Creative & Tech

Choosing between Drupal and WordPress for Your Microsite

April 17, 2009

By David Levin, President of 360i’s Design & Development Group

A recent Adweek article [“Digital Shops Embrace Cheap Chic”] discusses how, given the current economic downturn, interactive agencies are foregoing million-dollar experiential Flash microsites in favor of small sites built on growing social media and CMS platforms, such as WordPress and Drupal.

The Onion uses Drupal to power its online wit.

The Onion uses Drupal to power its online wit.

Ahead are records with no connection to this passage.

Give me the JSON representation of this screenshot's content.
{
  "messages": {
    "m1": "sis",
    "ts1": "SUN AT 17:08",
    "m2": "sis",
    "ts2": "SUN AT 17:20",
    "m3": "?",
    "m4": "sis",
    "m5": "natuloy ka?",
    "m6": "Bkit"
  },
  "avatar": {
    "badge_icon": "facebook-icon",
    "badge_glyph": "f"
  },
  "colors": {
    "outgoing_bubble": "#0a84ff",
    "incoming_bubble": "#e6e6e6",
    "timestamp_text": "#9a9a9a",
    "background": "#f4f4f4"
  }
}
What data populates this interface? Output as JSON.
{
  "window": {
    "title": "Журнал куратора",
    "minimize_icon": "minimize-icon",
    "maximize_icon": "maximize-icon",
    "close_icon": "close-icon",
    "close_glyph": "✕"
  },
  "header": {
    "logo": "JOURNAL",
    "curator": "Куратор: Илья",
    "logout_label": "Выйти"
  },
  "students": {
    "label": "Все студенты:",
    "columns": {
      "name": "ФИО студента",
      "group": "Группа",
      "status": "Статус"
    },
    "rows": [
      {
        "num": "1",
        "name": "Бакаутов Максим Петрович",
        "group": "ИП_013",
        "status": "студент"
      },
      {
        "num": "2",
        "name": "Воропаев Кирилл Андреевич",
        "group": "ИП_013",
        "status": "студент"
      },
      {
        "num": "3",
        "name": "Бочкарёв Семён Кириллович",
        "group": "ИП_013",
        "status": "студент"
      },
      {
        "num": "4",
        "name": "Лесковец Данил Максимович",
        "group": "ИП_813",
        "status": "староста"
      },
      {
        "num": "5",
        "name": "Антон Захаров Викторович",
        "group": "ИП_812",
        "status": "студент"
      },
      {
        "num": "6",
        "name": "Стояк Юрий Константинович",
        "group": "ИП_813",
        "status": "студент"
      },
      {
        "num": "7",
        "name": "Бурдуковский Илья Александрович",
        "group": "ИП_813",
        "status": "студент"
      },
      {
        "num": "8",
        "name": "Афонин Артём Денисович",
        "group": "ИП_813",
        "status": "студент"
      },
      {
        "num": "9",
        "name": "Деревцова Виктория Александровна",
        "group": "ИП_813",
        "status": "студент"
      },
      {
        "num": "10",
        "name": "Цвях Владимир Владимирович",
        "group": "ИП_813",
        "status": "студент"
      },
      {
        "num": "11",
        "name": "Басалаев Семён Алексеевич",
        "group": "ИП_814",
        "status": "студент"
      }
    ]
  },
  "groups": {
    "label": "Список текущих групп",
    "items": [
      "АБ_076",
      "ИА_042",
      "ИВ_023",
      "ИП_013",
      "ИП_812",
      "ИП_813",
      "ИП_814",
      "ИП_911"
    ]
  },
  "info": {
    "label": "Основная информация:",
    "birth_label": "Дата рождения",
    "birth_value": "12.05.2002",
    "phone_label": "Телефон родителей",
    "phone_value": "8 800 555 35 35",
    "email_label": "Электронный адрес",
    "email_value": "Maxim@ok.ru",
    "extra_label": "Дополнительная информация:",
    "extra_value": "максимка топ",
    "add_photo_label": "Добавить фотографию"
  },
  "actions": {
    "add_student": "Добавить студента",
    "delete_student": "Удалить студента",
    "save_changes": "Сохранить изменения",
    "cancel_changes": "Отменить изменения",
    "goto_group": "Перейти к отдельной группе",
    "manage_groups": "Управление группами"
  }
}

Drupal and WordPress are the most recent go-to platforms for quick-turnaround microsite development projects. Both have fairly equivalent feature sets, but understanding the differences between Drupal and WordPress can help make an informed decision of which platform is right for your project. (In the interest of full disclosure, I should tell you that we use WordPress to power this blog.)

WordPress

STRENGTHS:
• By far the most popular blogging platform
• Easy to install — even for non-technical users
• Built-in SEO-friendly features
• Huge support community
• Thousands of free skins, design themes and plug-ins to provide additional functionality

POTENTIAL LIMITATIONS:
• Can have challenges when supporting multiple blogs and authors
• Supports basic social networking tools, but integration of custom community functionality can be time-consuming
• Not strictly designed as a content management system

SUMMARY:
WordPress shines when you primarily want to communicate in one direction only. Integrating deep Web 2.0 functionality that allows users to interact within a community can be difficult.

Drupal

STRENGTHS:
• Built as a true content management framework
Provides a Content Construction Kit offering basic-level of customization out of the box
• Platform features offer additional customizability and interoperability
• More extensive skins and design theme capabilities

POTENTIAL LIMITATIONS:
• Steeper learning curve; generally requires more development time
• Includes blogging functionality, but only as part of the overall framework and not as a core feature
• Fewer readily available modules (equivalent of WorPress plug-ins)

SUMMARY:
Drupal is generally a better solution for more complex microsites that include a high degree of social interaction between users.

Ultimately, regardless of which tool you choose, the technology is only the means to an end. A site that is cheap to produce won’t fly without a big idea and creative concept.